_Your objective_. Where does "label" appear in the data? Return each line that holds it.

_Extracted records_.
-- Opening Marker --

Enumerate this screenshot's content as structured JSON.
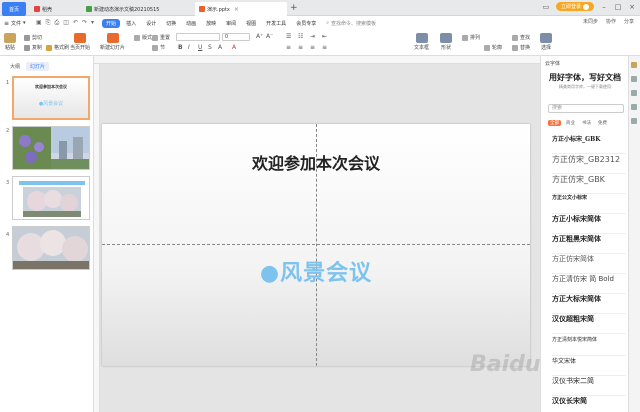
{
  "titlebar": {
    "home": "首页",
    "tabs": [
      {
        "label": "稻壳",
        "icon_color": "#e0463f"
      },
      {
        "label": "新建动态演示文稿20210515",
        "icon_color": "#43a047"
      },
      {
        "label": "演示.pptx",
        "icon_color": "#e8612c"
      }
    ],
    "login": "立即登录"
  },
  "menubar": {
    "file": "文件",
    "items": [
      "开始",
      "插入",
      "设计",
      "切换",
      "动画",
      "放映",
      "审阅",
      "视图",
      "开发工具",
      "会员专享"
    ],
    "search": "查找命令、搜索模板",
    "right": [
      "未同步",
      "协作",
      "分享"
    ]
  },
  "ribbon": {
    "paste": "粘贴",
    "cut": "剪切",
    "copy": "复制",
    "format_painter": "格式刷",
    "play": "当页开始",
    "new_slide": "新建幻灯片",
    "layout": "版式",
    "section": "节",
    "reset": "重置",
    "font_size": "0",
    "textbox": "文本框",
    "shape": "形状",
    "arrange": "排列",
    "outline": "轮廓",
    "find": "查找",
    "replace": "替换",
    "select": "选择"
  },
  "left_panel": {
    "tabs": [
      "大纲",
      "幻灯片"
    ],
    "thumbs": [
      {
        "num": "1",
        "title": "欢迎参加本次会议",
        "sub": "●风景会议"
      },
      {
        "num": "2"
      },
      {
        "num": "3"
      },
      {
        "num": "4"
      }
    ]
  },
  "slide": {
    "title": "欢迎参加本次会议",
    "subtitle": "●风景会议"
  },
  "right_panel": {
    "header": "云字体",
    "promo": "用好字体，写好文档",
    "promo_sub": "精美商用字库，一键下载使用",
    "search": "搜索",
    "filters": [
      "全部",
      "商业",
      "书法",
      "免费"
    ],
    "fonts": [
      "方正小标宋_GBK",
      "方正仿宋_GB2312",
      "方正仿宋_GBK",
      "方正公文小标宋",
      "方正小标宋简体",
      "方正粗黑宋简体",
      "方正仿宋简体",
      "方正清仿宋 简 Bold",
      "方正大标宋简体",
      "汉仪超粗宋简",
      "方正清刻本悦宋简体",
      "华文宋体",
      "汉仪书宋二简",
      "汉仪长宋简"
    ]
  },
  "watermark": "Baidu"
}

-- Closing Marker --

_Result for this exercise_.
        "label": "稻壳",
        "label": "新建动态演示文稿20210515",
        "label": "演示.pptx",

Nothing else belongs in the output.